Since Chris Moneymaker’s 2002 World Series of Poker win, the game of poker has exploded into an international phenomenon with millions of people playing the game. While there are many different ways to play the game, online poker offers several advantages over traditional games and can be played from anywhere in the world.

One of the most significant challenges to the growth of the online poker industry is limiting access to it to those with legitimate gambling intentions. This is a challenge that can be addressed through licensing and regulation of the industry. Licensed operators are required to meet certain requirements, including a requirement for all money won and lost by players to be recorded and reported. This helps to identify the activity of individuals with illicit gambling intentions and protects those who would otherwise be vulnerable to harm.

Despite the increased scrutiny of the online poker market, it is still an attractive option for new players. In the United States, there are currently six states that offer legal online poker: Delaware, New Jersey, Nevada, Michigan, Pennsylvania, and West Virginia. There are also two more states that are expected to join the list, namely Connecticut and Rhode Island. Once these additional markets join the fold, it will give operators the opportunity to establish online poker sites with a centralized player pool and network of games.

The COVID-19 pandemic has led to a surge in traffic for online poker sites, with players who normally prefer live gaming shifting their attention to the virtual tables. This has been attributed to a lack of other options for gamblers, with many casinos and other live venues closing during the pandemic. Moreover, players are avoiding credit cards as their preferred method of funding their online poker accounts due to high fees charged by credit card companies.
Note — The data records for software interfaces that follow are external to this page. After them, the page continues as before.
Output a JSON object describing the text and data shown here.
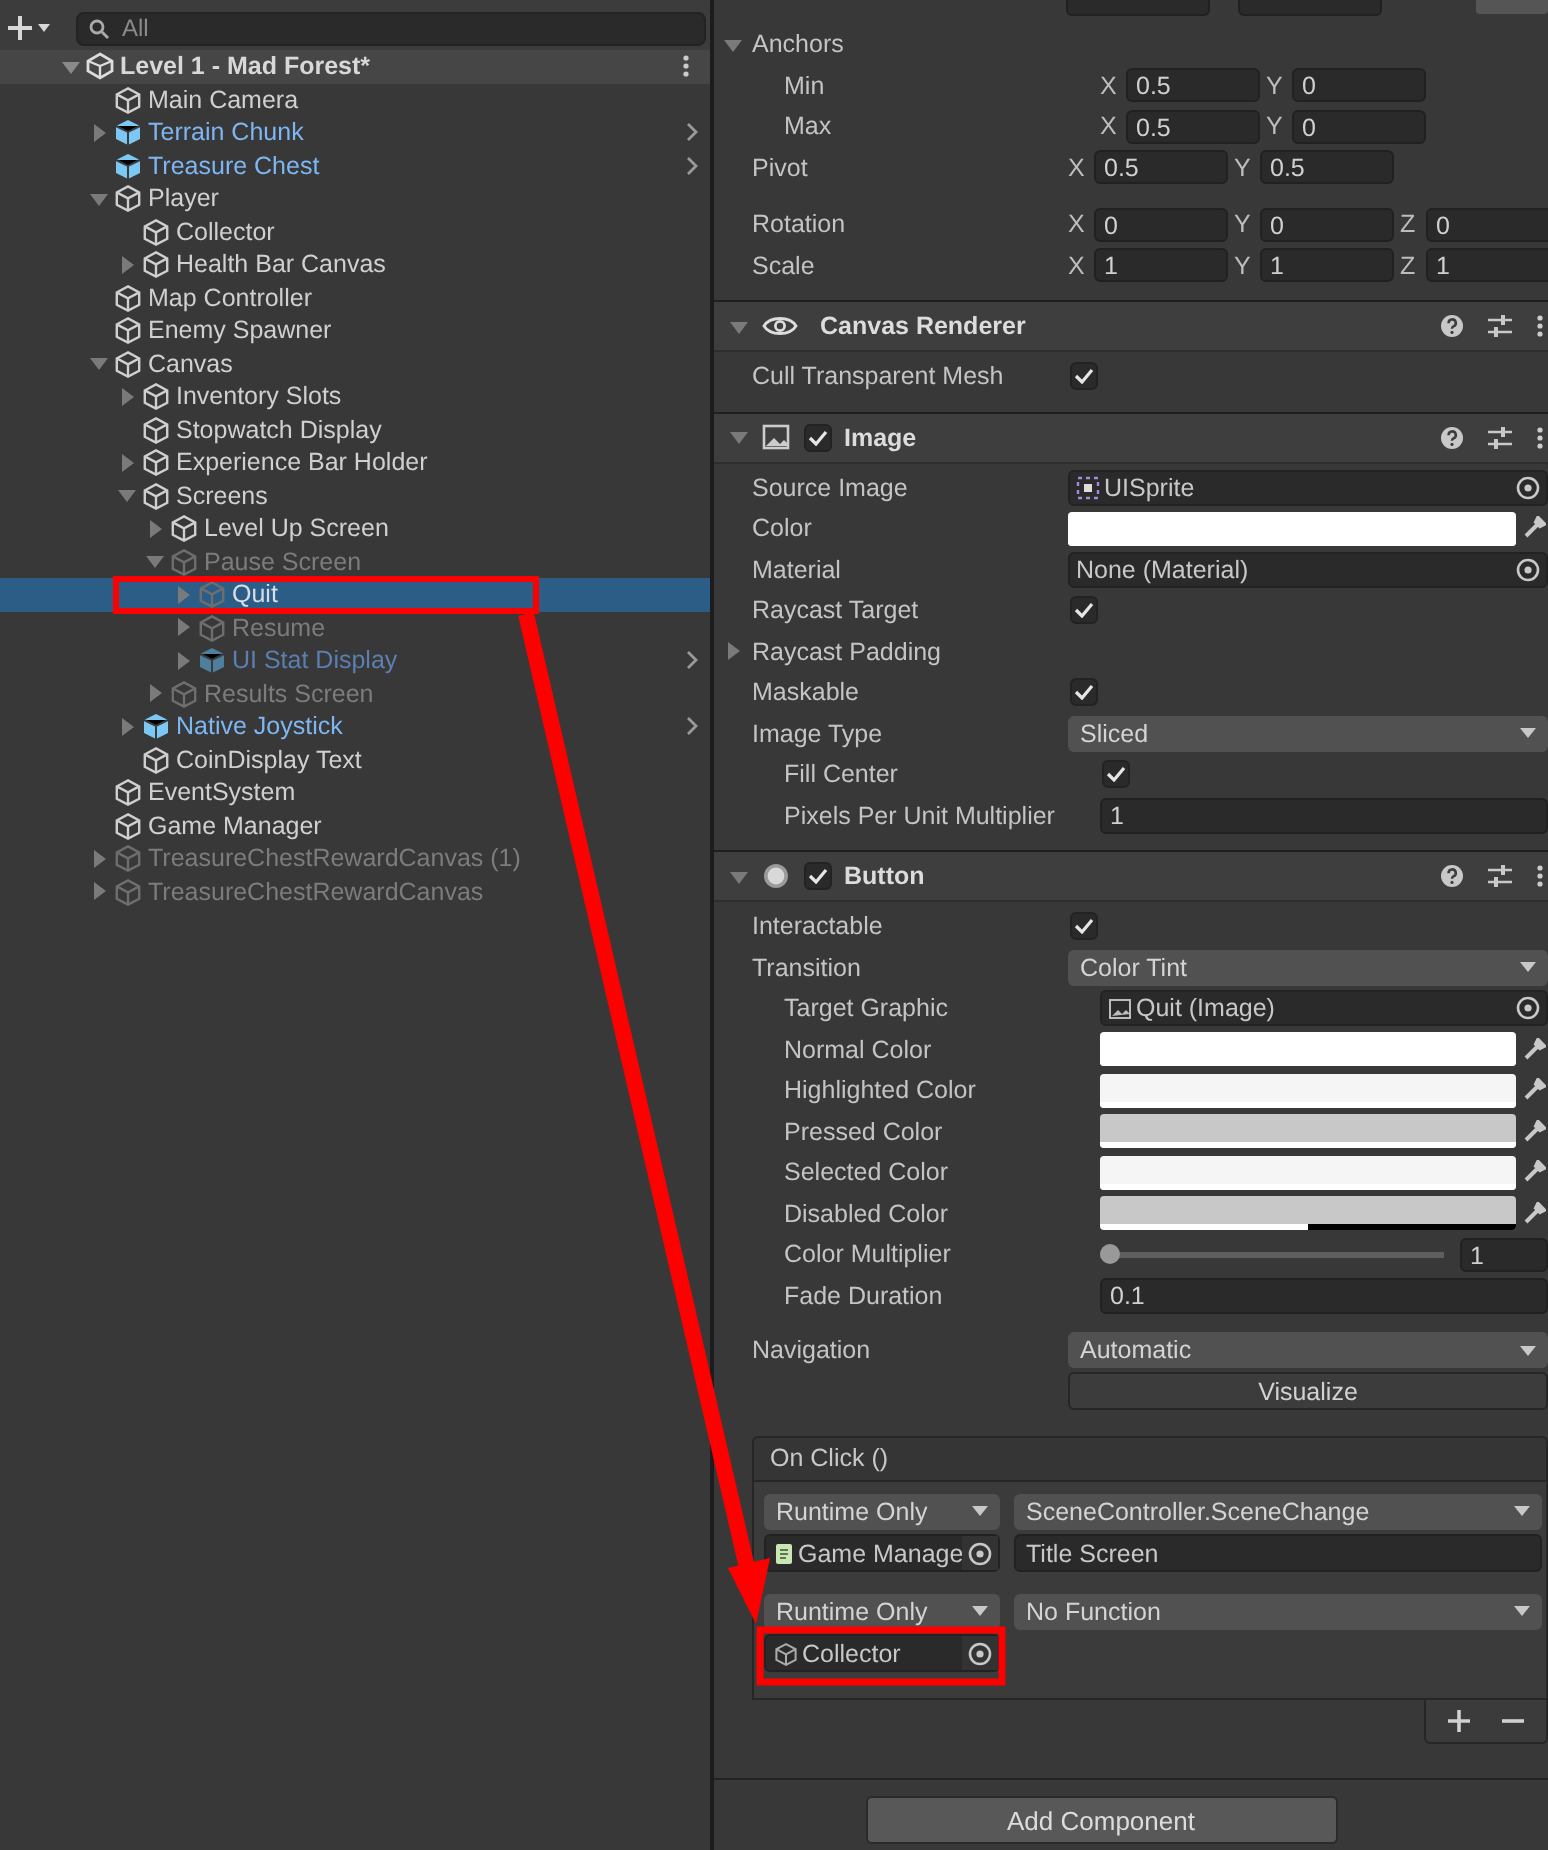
{
  "hierarchy": {
    "search": {
      "placeholder": "All"
    },
    "scene": {
      "name": "Level 1 - Mad Forest*",
      "expanded": true
    },
    "items": [
      {
        "name": "Main Camera",
        "prefab": false,
        "active": true,
        "selected": false
      },
      {
        "name": "Terrain Chunk",
        "expanded": false,
        "prefab": true,
        "active": true,
        "selected": false
      },
      {
        "name": "Treasure Chest",
        "prefab": true,
        "active": true,
        "selected": false
      },
      {
        "name": "Player",
        "expanded": true,
        "prefab": false,
        "active": true,
        "selected": false,
        "children": [
          {
            "name": "Collector",
            "prefab": false,
            "active": true,
            "selected": false
          },
          {
            "name": "Health Bar Canvas",
            "expanded": false,
            "prefab": false,
            "active": true,
            "selected": false
          }
        ]
      },
      {
        "name": "Map Controller",
        "prefab": false,
        "active": true,
        "selected": false
      },
      {
        "name": "Enemy Spawner",
        "prefab": false,
        "active": true,
        "selected": false
      },
      {
        "name": "Canvas",
        "expanded": true,
        "prefab": false,
        "active": true,
        "selected": false,
        "children": [
          {
            "name": "Inventory Slots",
            "expanded": false,
            "prefab": false,
            "active": true,
            "selected": false
          },
          {
            "name": "Stopwatch Display",
            "prefab": false,
            "active": true,
            "selected": false
          },
          {
            "name": "Experience Bar Holder",
            "expanded": false,
            "prefab": false,
            "active": true,
            "selected": false
          },
          {
            "name": "Screens",
            "expanded": true,
            "prefab": false,
            "active": true,
            "selected": false,
            "children": [
              {
                "name": "Level Up Screen",
                "expanded": false,
                "prefab": false,
                "active": true,
                "selected": false
              },
              {
                "name": "Pause Screen",
                "expanded": true,
                "prefab": false,
                "active": false,
                "selected": false,
                "children": [
                  {
                    "name": "Quit",
                    "expanded": false,
                    "prefab": false,
                    "active": false,
                    "selected": true
                  },
                  {
                    "name": "Resume",
                    "expanded": false,
                    "prefab": false,
                    "active": false,
                    "selected": false
                  },
                  {
                    "name": "UI Stat Display",
                    "expanded": false,
                    "prefab": true,
                    "active": false,
                    "selected": false
                  }
                ]
              },
              {
                "name": "Results Screen",
                "expanded": false,
                "prefab": false,
                "active": false,
                "selected": false
              }
            ]
          },
          {
            "name": "Native Joystick",
            "expanded": false,
            "prefab": true,
            "active": true,
            "selected": false
          },
          {
            "name": "CoinDisplay Text",
            "prefab": false,
            "active": true,
            "selected": false
          }
        ]
      },
      {
        "name": "EventSystem",
        "prefab": false,
        "active": true,
        "selected": false
      },
      {
        "name": "Game Manager",
        "prefab": false,
        "active": true,
        "selected": false
      },
      {
        "name": "TreasureChestRewardCanvas (1)",
        "expanded": false,
        "prefab": false,
        "active": false,
        "selected": false
      },
      {
        "name": "TreasureChestRewardCanvas",
        "expanded": false,
        "prefab": false,
        "active": false,
        "selected": false
      }
    ]
  },
  "inspector": {
    "components": [
      {
        "rows": [
          {
            "kind": "foldout",
            "label": "Anchors",
            "expanded": true,
            "children": [
              {
                "kind": "vector",
                "label": "Min",
                "fields": [
                  {
                    "axis": "X",
                    "value": "0.5"
                  },
                  {
                    "axis": "Y",
                    "value": "0"
                  }
                ]
              },
              {
                "kind": "vector",
                "label": "Max",
                "fields": [
                  {
                    "axis": "X",
                    "value": "0.5"
                  },
                  {
                    "axis": "Y",
                    "value": "0"
                  }
                ]
              }
            ]
          },
          {
            "kind": "vector",
            "label": "Pivot",
            "fields": [
              {
                "axis": "X",
                "value": "0.5"
              },
              {
                "axis": "Y",
                "value": "0.5"
              }
            ]
          },
          {
            "kind": "vector",
            "label": "Rotation",
            "fields": [
              {
                "axis": "X",
                "value": "0"
              },
              {
                "axis": "Y",
                "value": "0"
              },
              {
                "axis": "Z",
                "value": "0"
              }
            ]
          },
          {
            "kind": "vector",
            "label": "Scale",
            "fields": [
              {
                "axis": "X",
                "value": "1"
              },
              {
                "axis": "Y",
                "value": "1"
              },
              {
                "axis": "Z",
                "value": "1"
              }
            ]
          }
        ]
      },
      {
        "title": "Canvas Renderer",
        "expanded": true,
        "rows": [
          {
            "kind": "checkbox",
            "label": "Cull Transparent Mesh",
            "checked": true
          }
        ]
      },
      {
        "title": "Image",
        "enabled": true,
        "expanded": true,
        "rows": [
          {
            "kind": "object",
            "label": "Source Image",
            "value": "UISprite"
          },
          {
            "kind": "color",
            "label": "Color",
            "color": "#ffffff",
            "level": 1
          },
          {
            "kind": "object",
            "label": "Material",
            "value": "None (Material)"
          },
          {
            "kind": "checkbox",
            "label": "Raycast Target",
            "checked": true
          },
          {
            "kind": "foldout",
            "label": "Raycast Padding",
            "expanded": false
          },
          {
            "kind": "checkbox",
            "label": "Maskable",
            "checked": true
          },
          {
            "kind": "dropdown",
            "label": "Image Type",
            "value": "Sliced",
            "children": [
              {
                "kind": "checkbox",
                "label": "Fill Center",
                "checked": true
              },
              {
                "kind": "number",
                "label": "Pixels Per Unit Multiplier",
                "value": "1"
              }
            ]
          }
        ]
      },
      {
        "title": "Button",
        "enabled": true,
        "expanded": true,
        "rows": [
          {
            "kind": "checkbox",
            "label": "Interactable",
            "checked": true
          },
          {
            "kind": "dropdown",
            "label": "Transition",
            "value": "Color Tint",
            "children": [
              {
                "kind": "object",
                "label": "Target Graphic",
                "value": "Quit (Image)"
              },
              {
                "kind": "color",
                "label": "Normal Color",
                "color": "#ffffff",
                "level": 1
              },
              {
                "kind": "color",
                "label": "Highlighted Color",
                "color": "#f5f5f5",
                "level": 1
              },
              {
                "kind": "color",
                "label": "Pressed Color",
                "color": "#c8c8c8",
                "level": 1
              },
              {
                "kind": "color",
                "label": "Selected Color",
                "color": "#f5f5f5",
                "level": 1
              },
              {
                "kind": "color",
                "label": "Disabled Color",
                "color": "#c8c8c8",
                "level": 0.5
              },
              {
                "kind": "slider",
                "label": "Color Multiplier",
                "level": 0,
                "value": "1"
              },
              {
                "kind": "number",
                "label": "Fade Duration",
                "value": "0.1"
              }
            ]
          },
          {
            "kind": "dropdown",
            "label": "Navigation",
            "value": "Automatic"
          },
          {
            "kind": "button",
            "label": "Visualize"
          }
        ],
        "event": {
          "title": "On Click ()",
          "entries": [
            {
              "mode": "Runtime Only",
              "function": "SceneController.SceneChange",
              "target": "Game Manage",
              "argument": "Title Screen"
            },
            {
              "mode": "Runtime Only",
              "function": "No Function",
              "target": "Collector"
            }
          ]
        }
      }
    ],
    "add_component": "Add Component"
  }
}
Managing an online poker bankroll involves setting a budget, understanding the game as entertainment rather than a money-making opportunity, monitoring wins and losses, and playing within your means. In addition, you should be aware of the unwritten rules of online poker etiquette and avoid using offensive language in the chat box. This will help to make the game more enjoyable for everyone. It is also recommended that you familiarize yourself with all the possible poker hands to increase your chances of success. This is especially helpful for beginners who are trying to navigate the poker lobby. Moreover, you should be able to identify the game’s blinds and the payout structure. You should also be able to identify the number of players in a game and the average chip stack.